• _Material to process_:
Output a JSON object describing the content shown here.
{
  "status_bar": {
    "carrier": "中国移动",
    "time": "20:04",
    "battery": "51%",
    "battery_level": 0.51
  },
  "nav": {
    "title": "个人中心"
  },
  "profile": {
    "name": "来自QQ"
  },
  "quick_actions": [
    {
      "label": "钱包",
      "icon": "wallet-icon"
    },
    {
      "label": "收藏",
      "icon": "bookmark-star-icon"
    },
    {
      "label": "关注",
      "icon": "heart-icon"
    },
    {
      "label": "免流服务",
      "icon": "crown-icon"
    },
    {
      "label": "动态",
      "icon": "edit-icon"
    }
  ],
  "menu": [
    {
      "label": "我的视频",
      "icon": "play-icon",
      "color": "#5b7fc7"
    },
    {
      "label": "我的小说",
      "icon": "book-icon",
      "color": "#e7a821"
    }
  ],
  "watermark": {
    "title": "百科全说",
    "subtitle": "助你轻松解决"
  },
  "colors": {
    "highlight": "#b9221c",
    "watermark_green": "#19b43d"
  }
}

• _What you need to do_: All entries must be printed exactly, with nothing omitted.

• _Solution to this task_:
Output a JSON object describing the content shown here.
{
  "status_bar": {
    "carrier": "中国移动",
    "time": "20:04",
    "battery": "51%",
    "battery_level": 0.51
  },
  "nav": {
    "title": "个人中心"
  },
  "profile": {
    "name": "来自QQ"
  },
  "quick_actions": [
    {
      "label": "钱包",
      "icon": "wallet-icon"
    },
    {
      "label": "收藏",
      "icon": "bookmark-star-icon"
    },
    {
      "label": "关注",
      "icon": "heart-icon"
    },
    {
      "label": "免流服务",
      "icon": "crown-icon"
    },
    {
      "label": "动态",
      "icon": "edit-icon"
    }
  ],
  "menu": [
    {
      "label": "我的视频",
      "icon": "play-icon",
      "color": "#5b7fc7"
    },
    {
      "label": "我的小说",
      "icon": "book-icon",
      "color": "#e7a821"
    }
  ],
  "watermark": {
    "title": "百科全说",
    "subtitle": "助你轻松解决"
  },
  "colors": {
    "highlight": "#b9221c",
    "watermark_green": "#19b43d"
  }
}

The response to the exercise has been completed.